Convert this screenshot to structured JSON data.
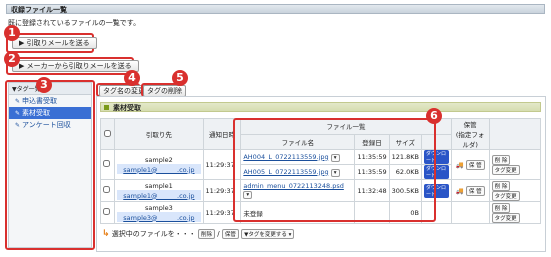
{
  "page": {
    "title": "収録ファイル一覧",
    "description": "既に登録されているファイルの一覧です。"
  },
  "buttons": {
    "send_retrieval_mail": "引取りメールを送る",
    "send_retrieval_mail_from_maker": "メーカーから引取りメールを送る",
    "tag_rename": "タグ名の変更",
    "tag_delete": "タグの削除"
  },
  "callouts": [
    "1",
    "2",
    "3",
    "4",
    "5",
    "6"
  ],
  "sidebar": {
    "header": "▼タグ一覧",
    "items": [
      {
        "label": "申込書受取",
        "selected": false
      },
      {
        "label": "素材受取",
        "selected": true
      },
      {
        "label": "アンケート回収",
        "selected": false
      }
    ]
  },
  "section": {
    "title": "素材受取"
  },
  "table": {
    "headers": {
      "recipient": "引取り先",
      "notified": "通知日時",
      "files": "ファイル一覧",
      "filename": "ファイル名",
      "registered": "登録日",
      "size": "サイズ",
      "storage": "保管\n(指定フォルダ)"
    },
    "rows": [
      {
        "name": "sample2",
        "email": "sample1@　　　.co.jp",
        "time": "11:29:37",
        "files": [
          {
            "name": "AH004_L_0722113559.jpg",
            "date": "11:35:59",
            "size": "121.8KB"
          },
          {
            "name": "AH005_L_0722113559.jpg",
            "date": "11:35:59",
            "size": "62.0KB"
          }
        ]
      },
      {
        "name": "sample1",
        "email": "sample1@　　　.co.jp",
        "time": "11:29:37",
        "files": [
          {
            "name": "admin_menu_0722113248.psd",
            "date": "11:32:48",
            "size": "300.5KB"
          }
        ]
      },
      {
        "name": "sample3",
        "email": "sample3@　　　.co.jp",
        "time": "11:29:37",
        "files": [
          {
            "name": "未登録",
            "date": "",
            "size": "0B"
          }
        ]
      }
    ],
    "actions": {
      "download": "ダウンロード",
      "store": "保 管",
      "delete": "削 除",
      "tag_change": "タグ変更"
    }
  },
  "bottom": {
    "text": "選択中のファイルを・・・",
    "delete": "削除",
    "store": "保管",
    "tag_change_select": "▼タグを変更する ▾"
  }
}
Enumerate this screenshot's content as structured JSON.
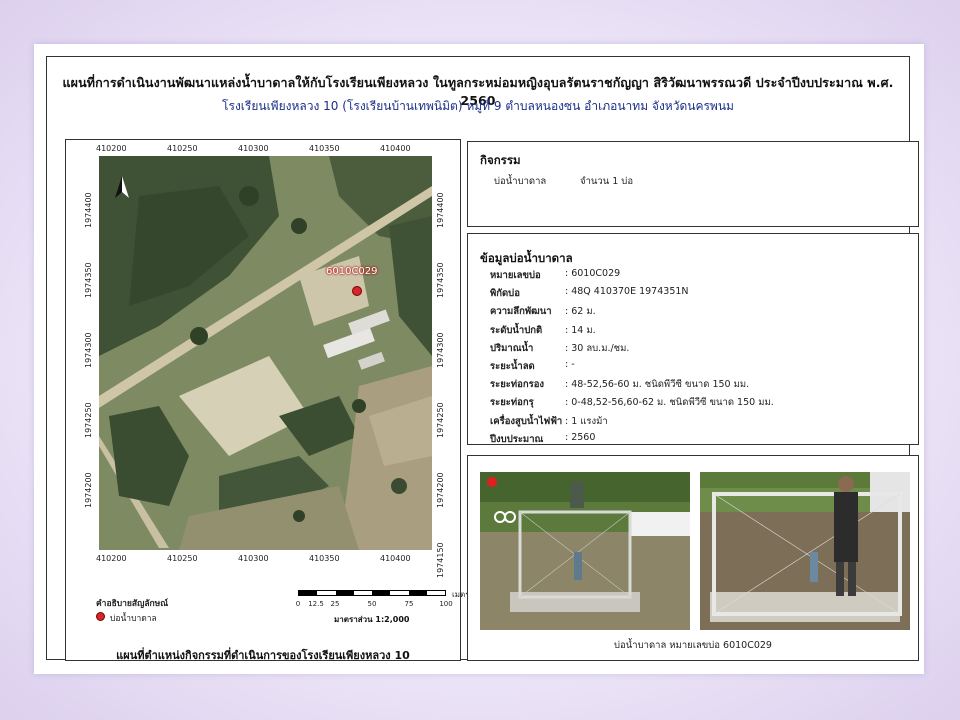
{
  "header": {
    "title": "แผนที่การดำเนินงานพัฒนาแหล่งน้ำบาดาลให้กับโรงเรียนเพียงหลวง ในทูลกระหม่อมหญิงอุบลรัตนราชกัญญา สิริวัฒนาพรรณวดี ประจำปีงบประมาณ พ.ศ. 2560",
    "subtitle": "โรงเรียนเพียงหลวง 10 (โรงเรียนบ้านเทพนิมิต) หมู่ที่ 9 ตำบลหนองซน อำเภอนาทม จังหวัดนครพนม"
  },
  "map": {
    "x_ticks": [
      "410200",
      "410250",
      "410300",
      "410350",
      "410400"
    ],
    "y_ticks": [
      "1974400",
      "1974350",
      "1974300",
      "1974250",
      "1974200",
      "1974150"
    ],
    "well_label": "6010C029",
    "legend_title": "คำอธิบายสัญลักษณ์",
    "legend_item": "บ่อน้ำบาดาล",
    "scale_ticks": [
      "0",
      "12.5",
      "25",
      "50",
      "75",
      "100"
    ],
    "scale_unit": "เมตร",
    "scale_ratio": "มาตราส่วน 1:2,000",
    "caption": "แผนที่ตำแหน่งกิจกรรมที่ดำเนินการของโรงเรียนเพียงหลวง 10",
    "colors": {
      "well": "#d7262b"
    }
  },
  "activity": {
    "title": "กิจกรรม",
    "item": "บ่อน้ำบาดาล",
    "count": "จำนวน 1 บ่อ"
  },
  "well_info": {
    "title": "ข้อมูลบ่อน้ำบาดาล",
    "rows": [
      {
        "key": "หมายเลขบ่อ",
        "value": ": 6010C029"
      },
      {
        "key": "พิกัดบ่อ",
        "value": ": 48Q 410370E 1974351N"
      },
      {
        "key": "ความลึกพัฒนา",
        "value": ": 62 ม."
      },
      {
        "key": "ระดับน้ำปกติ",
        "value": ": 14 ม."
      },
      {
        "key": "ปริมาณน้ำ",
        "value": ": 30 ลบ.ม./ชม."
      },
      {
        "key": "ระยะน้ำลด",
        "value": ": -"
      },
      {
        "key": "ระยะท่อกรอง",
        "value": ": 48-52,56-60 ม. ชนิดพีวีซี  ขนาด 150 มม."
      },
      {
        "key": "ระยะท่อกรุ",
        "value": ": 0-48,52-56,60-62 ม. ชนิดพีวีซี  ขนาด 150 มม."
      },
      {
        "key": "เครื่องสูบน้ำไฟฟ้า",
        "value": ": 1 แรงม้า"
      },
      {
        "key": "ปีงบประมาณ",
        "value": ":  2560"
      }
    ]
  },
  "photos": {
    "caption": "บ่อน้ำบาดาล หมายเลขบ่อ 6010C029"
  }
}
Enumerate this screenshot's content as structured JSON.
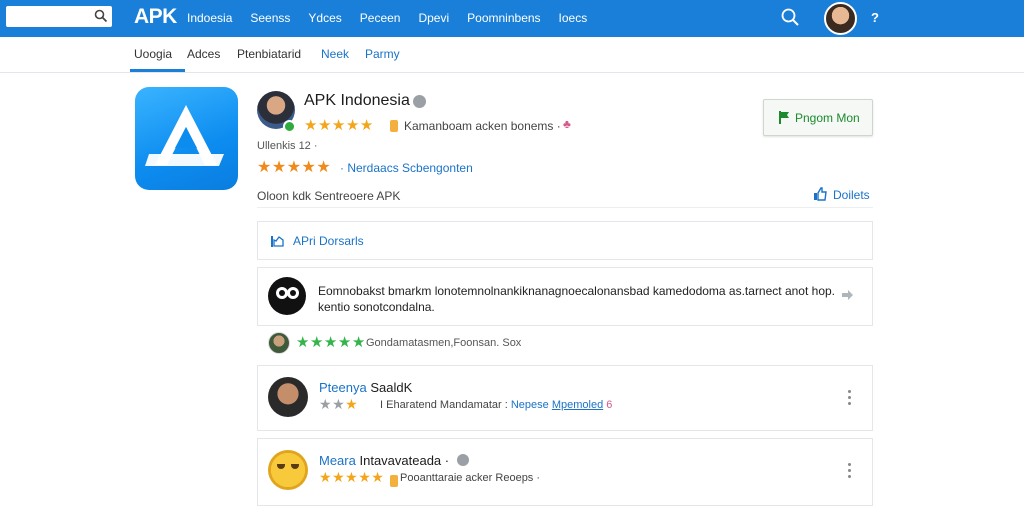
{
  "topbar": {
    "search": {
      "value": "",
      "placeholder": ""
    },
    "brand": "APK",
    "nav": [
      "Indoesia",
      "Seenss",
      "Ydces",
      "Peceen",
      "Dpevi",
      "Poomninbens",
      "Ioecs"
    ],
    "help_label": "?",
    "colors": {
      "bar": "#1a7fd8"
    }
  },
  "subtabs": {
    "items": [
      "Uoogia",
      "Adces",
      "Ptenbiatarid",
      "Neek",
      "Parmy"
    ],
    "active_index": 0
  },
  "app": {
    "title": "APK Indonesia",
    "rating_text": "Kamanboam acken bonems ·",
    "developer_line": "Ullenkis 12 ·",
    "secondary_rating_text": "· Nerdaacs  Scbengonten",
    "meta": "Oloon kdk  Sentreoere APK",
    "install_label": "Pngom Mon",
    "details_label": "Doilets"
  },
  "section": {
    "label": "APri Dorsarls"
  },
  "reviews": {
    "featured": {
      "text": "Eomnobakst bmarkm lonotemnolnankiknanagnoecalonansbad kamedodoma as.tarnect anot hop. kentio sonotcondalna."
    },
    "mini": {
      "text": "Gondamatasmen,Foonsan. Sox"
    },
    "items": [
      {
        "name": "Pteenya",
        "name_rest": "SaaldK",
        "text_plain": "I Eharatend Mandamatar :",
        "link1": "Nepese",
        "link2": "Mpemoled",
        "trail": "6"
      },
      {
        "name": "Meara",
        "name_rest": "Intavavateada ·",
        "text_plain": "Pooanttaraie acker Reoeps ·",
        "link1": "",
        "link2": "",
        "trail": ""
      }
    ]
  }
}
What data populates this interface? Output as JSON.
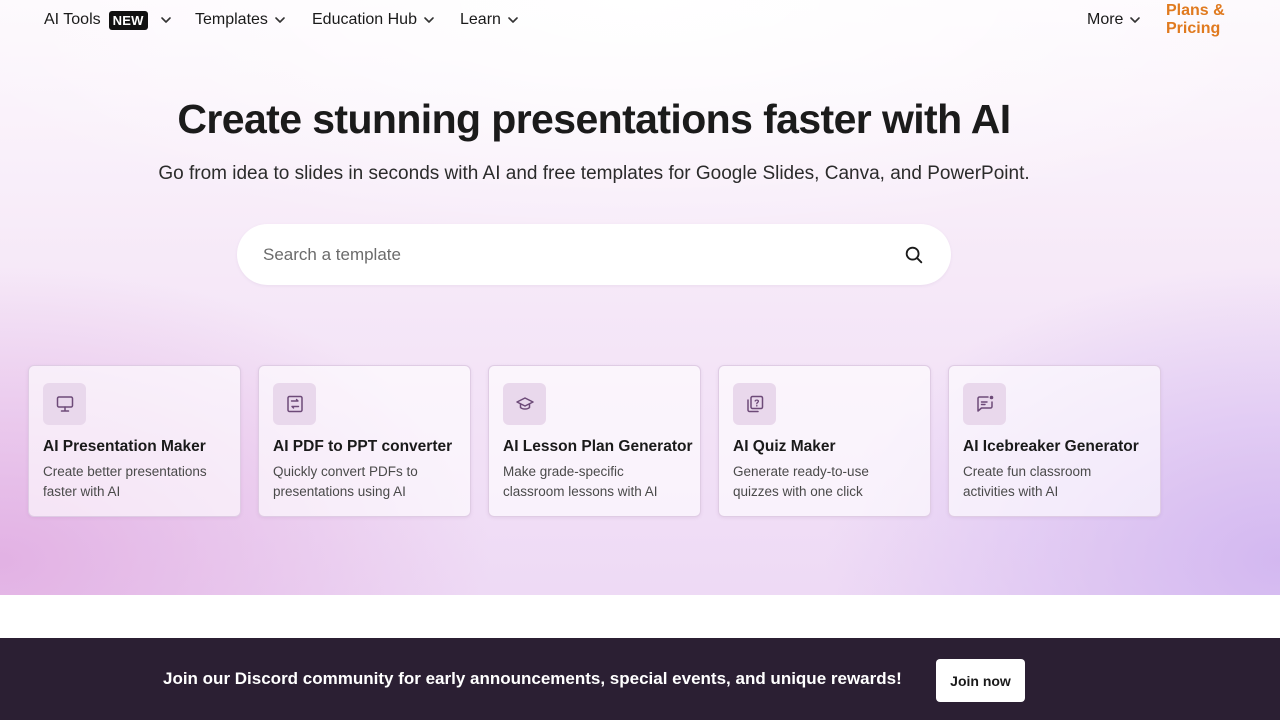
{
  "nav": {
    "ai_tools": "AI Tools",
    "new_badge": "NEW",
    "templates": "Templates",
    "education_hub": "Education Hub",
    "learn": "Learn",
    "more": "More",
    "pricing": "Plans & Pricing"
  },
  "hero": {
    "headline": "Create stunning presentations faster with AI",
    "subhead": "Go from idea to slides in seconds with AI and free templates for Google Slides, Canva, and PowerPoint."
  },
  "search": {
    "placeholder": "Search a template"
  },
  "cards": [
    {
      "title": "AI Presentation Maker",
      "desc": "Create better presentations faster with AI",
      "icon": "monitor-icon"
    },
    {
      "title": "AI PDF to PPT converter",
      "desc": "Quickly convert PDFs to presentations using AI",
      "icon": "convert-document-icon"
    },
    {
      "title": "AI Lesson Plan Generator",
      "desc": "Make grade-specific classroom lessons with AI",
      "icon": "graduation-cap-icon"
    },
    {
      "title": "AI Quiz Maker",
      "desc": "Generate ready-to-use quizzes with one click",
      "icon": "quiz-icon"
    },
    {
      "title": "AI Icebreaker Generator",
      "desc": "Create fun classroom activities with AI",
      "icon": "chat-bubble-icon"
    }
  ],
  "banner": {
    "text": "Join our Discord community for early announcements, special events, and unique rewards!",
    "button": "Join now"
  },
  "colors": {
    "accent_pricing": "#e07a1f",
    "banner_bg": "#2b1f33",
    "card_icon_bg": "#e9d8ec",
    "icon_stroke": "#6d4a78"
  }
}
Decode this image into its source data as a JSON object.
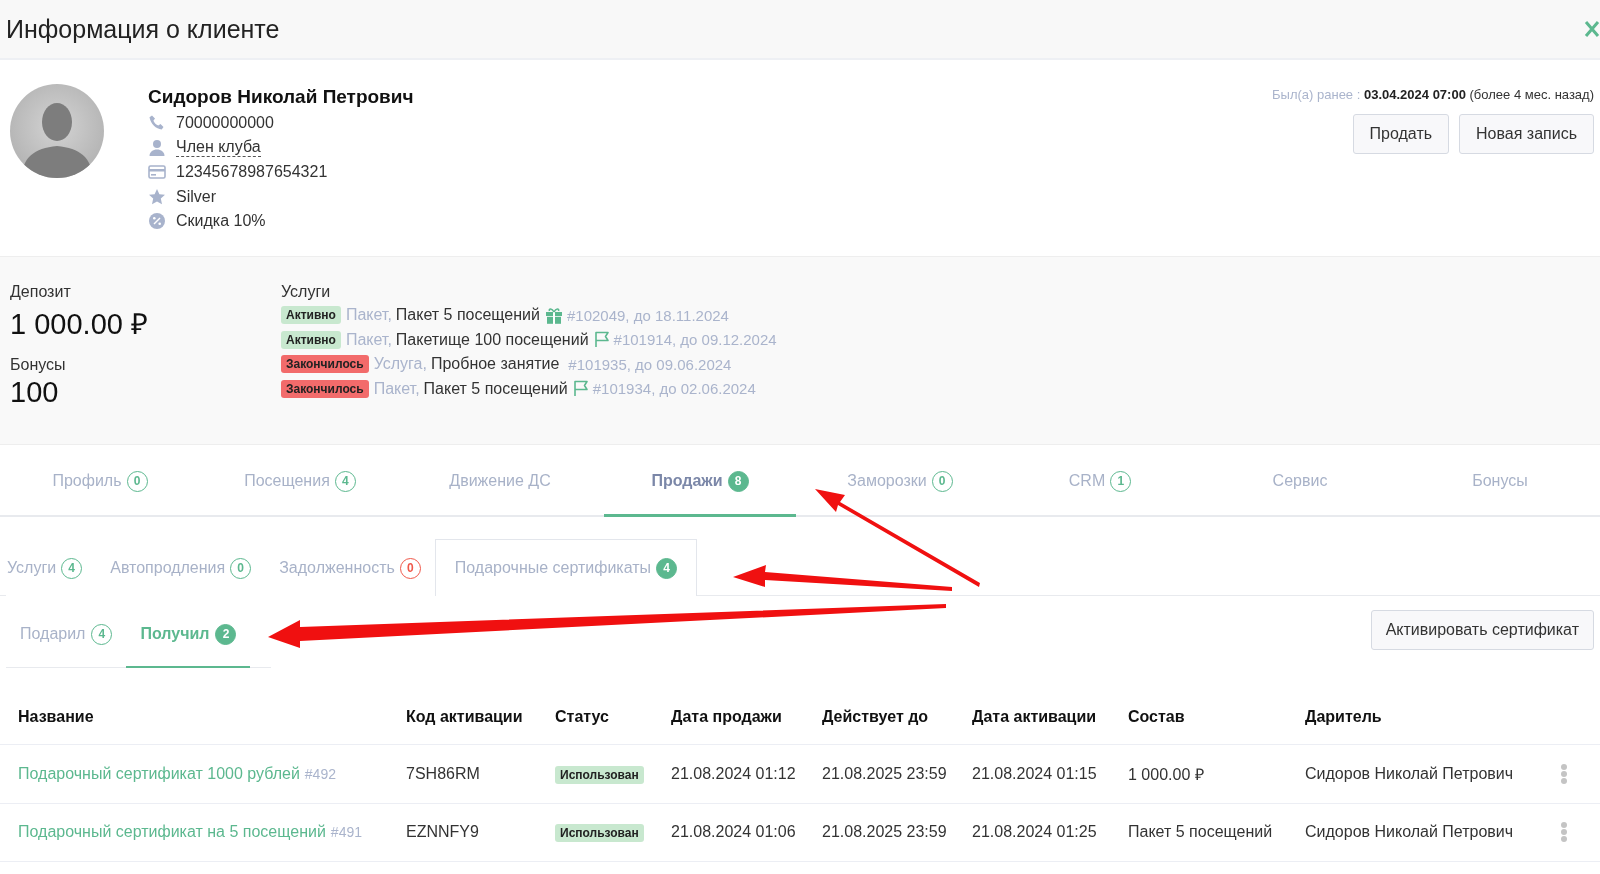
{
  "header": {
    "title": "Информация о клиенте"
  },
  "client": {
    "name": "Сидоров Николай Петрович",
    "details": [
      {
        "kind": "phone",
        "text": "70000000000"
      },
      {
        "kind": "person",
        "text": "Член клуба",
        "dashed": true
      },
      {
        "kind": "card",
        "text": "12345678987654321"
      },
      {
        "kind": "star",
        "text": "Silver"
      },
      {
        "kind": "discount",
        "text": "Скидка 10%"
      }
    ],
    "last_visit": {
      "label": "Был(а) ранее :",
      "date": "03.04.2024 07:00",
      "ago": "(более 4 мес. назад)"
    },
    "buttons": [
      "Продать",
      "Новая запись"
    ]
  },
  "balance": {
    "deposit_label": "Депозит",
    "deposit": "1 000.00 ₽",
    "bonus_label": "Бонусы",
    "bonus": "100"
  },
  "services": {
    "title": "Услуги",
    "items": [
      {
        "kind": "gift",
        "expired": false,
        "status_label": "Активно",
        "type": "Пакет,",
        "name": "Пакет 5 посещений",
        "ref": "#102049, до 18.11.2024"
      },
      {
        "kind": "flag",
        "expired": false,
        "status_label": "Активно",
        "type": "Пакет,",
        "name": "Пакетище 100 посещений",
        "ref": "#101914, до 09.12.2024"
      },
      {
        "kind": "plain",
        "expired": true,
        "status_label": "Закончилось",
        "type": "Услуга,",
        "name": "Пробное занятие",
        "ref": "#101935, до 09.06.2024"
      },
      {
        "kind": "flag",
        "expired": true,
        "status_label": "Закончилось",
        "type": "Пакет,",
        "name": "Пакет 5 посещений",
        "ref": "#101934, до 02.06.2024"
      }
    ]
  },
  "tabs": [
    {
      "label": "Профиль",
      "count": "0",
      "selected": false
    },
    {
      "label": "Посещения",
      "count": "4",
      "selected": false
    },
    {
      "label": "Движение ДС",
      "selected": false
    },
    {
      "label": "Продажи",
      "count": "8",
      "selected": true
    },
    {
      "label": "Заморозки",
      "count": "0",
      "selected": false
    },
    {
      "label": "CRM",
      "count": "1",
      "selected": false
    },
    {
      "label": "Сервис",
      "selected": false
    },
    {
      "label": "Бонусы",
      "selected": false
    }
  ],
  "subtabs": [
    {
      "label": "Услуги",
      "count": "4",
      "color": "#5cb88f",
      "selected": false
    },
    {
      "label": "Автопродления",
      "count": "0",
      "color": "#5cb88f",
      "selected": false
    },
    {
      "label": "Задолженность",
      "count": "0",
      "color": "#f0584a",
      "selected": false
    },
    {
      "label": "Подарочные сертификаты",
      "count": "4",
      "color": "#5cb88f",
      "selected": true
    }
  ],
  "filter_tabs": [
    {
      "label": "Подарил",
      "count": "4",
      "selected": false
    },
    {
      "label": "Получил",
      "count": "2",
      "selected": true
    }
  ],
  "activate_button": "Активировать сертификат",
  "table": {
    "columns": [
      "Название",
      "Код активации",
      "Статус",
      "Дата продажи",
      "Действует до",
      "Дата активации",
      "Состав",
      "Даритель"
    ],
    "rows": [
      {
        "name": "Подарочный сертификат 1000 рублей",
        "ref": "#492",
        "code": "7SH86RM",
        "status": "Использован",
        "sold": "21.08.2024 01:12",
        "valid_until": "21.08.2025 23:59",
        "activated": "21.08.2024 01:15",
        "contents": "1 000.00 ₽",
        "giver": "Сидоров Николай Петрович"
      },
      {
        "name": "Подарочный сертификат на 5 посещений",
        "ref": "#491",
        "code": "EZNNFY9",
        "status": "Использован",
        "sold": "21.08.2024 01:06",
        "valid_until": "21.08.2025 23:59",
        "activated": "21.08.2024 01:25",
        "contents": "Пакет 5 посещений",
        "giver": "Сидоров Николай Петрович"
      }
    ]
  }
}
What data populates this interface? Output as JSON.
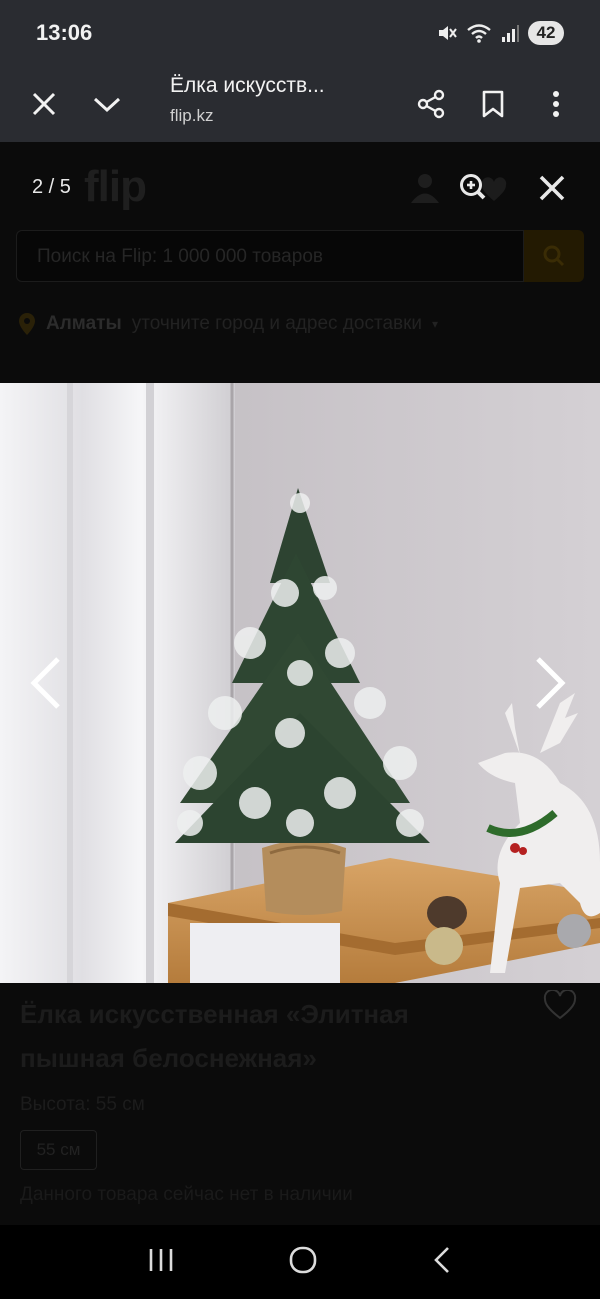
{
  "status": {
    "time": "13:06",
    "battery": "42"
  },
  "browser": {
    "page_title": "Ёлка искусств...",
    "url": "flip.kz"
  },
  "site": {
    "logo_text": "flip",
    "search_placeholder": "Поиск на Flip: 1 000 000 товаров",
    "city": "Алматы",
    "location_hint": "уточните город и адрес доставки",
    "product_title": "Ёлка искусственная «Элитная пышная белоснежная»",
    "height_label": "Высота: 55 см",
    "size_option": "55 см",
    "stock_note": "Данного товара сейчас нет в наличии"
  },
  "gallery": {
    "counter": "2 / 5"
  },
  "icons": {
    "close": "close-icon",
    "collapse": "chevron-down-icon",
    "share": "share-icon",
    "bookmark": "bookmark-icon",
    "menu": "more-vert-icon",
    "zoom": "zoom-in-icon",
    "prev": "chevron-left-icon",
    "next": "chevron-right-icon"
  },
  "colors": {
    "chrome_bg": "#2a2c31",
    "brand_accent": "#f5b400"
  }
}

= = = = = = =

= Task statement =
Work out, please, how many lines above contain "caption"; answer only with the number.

= Result of this exercise =
2